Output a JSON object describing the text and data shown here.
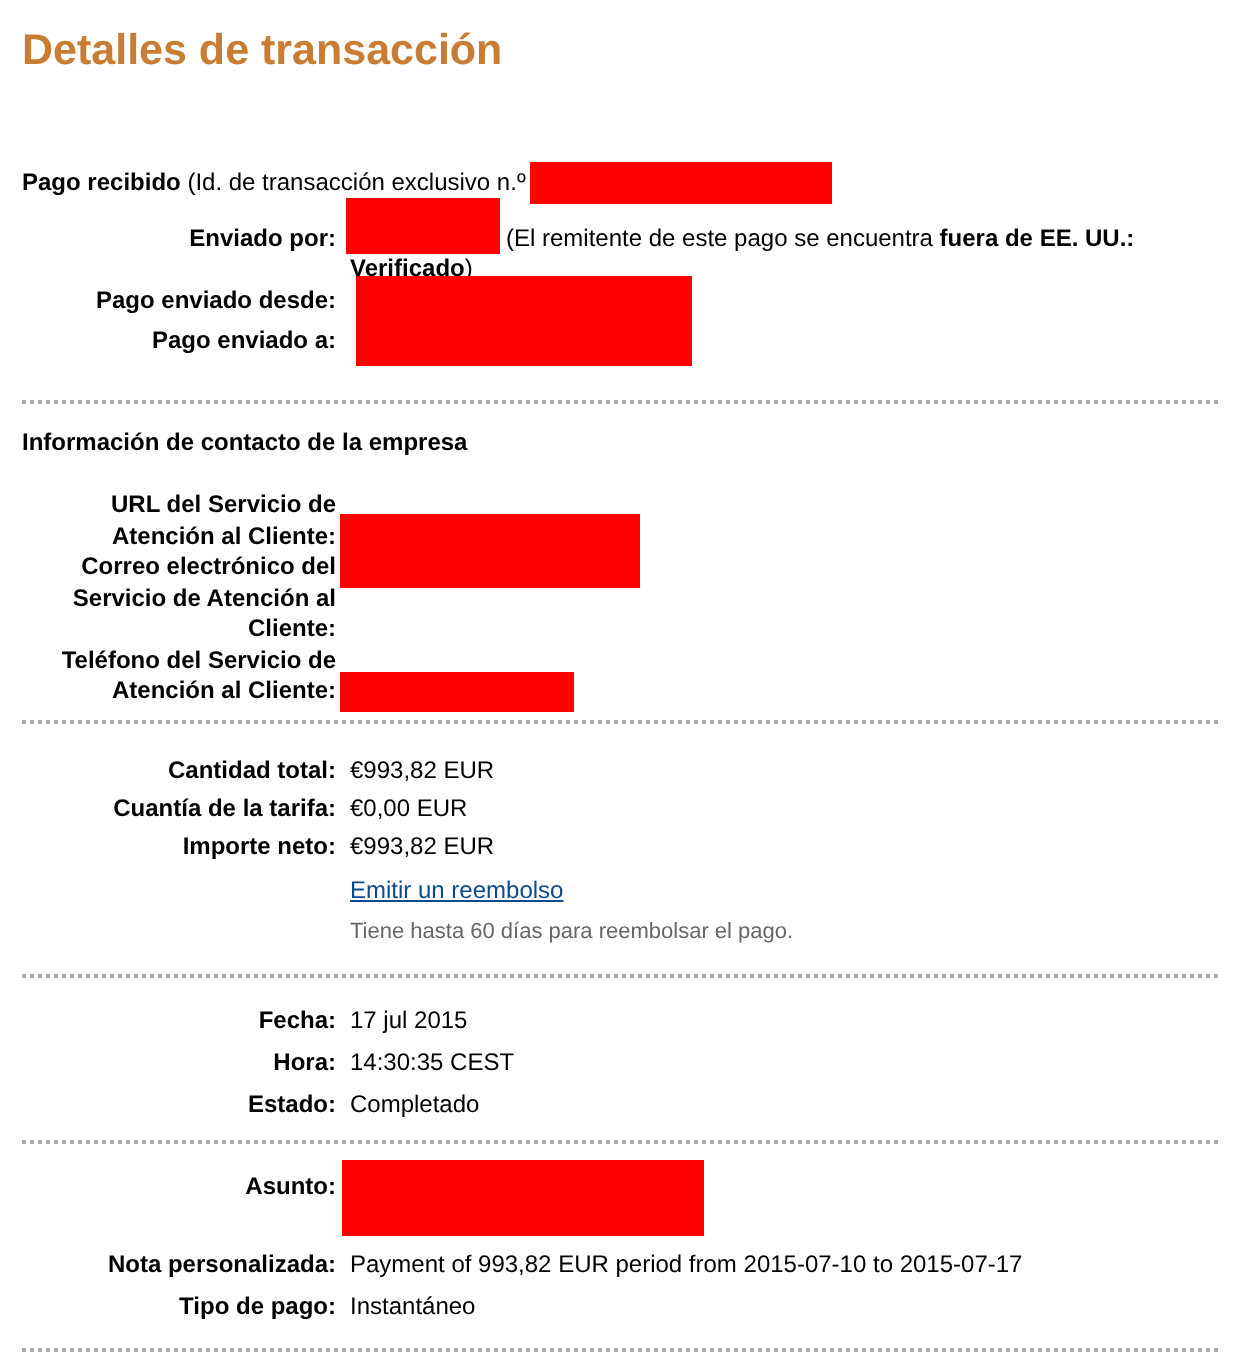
{
  "title": "Detalles de transacción",
  "sections": [
    {
      "kind": "summary",
      "intro": {
        "text": "**Pago recibido** (Id. de transacción exclusivo n.º",
        "redacted": true
      },
      "fields": [
        {
          "labels": [
            "Enviado por:"
          ],
          "redacted": true,
          "value": "(El remitente de este pago se encuentra **fuera de EE. UU.: Verificado**)"
        },
        {
          "labels": [
            "Pago enviado desde:",
            "Pago enviado a:"
          ],
          "redacted": true
        }
      ]
    },
    {
      "kind": "contact",
      "heading": "Información de contacto de la empresa",
      "fields": [
        {
          "labels": [
            "URL del Servicio de Atención al Cliente:",
            "Correo electrónico del Servicio de Atención al Cliente:"
          ],
          "redacted": true
        },
        {
          "labels": [
            "Teléfono del Servicio de Atención al Cliente:"
          ],
          "redacted": true
        }
      ]
    },
    {
      "kind": "amounts",
      "fields": [
        {
          "labels": [
            "Cantidad total:"
          ],
          "redacted": false,
          "value": "€993,82 EUR"
        },
        {
          "labels": [
            "Cuantía de la tarifa:"
          ],
          "redacted": false,
          "value": "€0,00 EUR"
        },
        {
          "labels": [
            "Importe neto:"
          ],
          "redacted": false,
          "value": "€993,82 EUR"
        }
      ],
      "refund_link": "Emitir un reembolso",
      "refund_note": "Tiene hasta 60 días para reembolsar el pago."
    },
    {
      "kind": "details",
      "fields": [
        {
          "labels": [
            "Fecha:"
          ],
          "redacted": false,
          "value": "17 jul 2015"
        },
        {
          "labels": [
            "Hora:"
          ],
          "redacted": false,
          "value": "14:30:35 CEST"
        },
        {
          "labels": [
            "Estado:"
          ],
          "redacted": false,
          "value": "Completado"
        }
      ]
    },
    {
      "kind": "details",
      "fields": [
        {
          "labels": [
            "Asunto:"
          ],
          "redacted": true
        },
        {
          "labels": [
            "Nota personalizada:"
          ],
          "redacted": false,
          "value": "Payment of 993,82 EUR period from 2015-07-10 to 2015-07-17"
        },
        {
          "labels": [
            "Tipo de pago:"
          ],
          "redacted": false,
          "value": "Instantáneo"
        }
      ]
    }
  ]
}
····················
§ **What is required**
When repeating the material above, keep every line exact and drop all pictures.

§ **Solution to this task**
Output a JSON object describing the text and data shown here.
{
  "title": "Detalles de transacción",
  "sections": [
    {
      "kind": "summary",
      "intro": {
        "text": "**Pago recibido** (Id. de transacción exclusivo n.º",
        "redacted": true
      },
      "fields": [
        {
          "labels": [
            "Enviado por:"
          ],
          "redacted": true,
          "value": "(El remitente de este pago se encuentra **fuera de EE. UU.: Verificado**)"
        },
        {
          "labels": [
            "Pago enviado desde:",
            "Pago enviado a:"
          ],
          "redacted": true
        }
      ]
    },
    {
      "kind": "contact",
      "heading": "Información de contacto de la empresa",
      "fields": [
        {
          "labels": [
            "URL del Servicio de Atención al Cliente:",
            "Correo electrónico del Servicio de Atención al Cliente:"
          ],
          "redacted": true
        },
        {
          "labels": [
            "Teléfono del Servicio de Atención al Cliente:"
          ],
          "redacted": true
        }
      ]
    },
    {
      "kind": "amounts",
      "fields": [
        {
          "labels": [
            "Cantidad total:"
          ],
          "redacted": false,
          "value": "€993,82 EUR"
        },
        {
          "labels": [
            "Cuantía de la tarifa:"
          ],
          "redacted": false,
          "value": "€0,00 EUR"
        },
        {
          "labels": [
            "Importe neto:"
          ],
          "redacted": false,
          "value": "€993,82 EUR"
        }
      ],
      "refund_link": "Emitir un reembolso",
      "refund_note": "Tiene hasta 60 días para reembolsar el pago."
    },
    {
      "kind": "details",
      "fields": [
        {
          "labels": [
            "Fecha:"
          ],
          "redacted": false,
          "value": "17 jul 2015"
        },
        {
          "labels": [
            "Hora:"
          ],
          "redacted": false,
          "value": "14:30:35 CEST"
        },
        {
          "labels": [
            "Estado:"
          ],
          "redacted": false,
          "value": "Completado"
        }
      ]
    },
    {
      "kind": "details",
      "fields": [
        {
          "labels": [
            "Asunto:"
          ],
          "redacted": true
        },
        {
          "labels": [
            "Nota personalizada:"
          ],
          "redacted": false,
          "value": "Payment of 993,82 EUR period from 2015-07-10 to 2015-07-17"
        },
        {
          "labels": [
            "Tipo de pago:"
          ],
          "redacted": false,
          "value": "Instantáneo"
        }
      ]
    }
  ]
}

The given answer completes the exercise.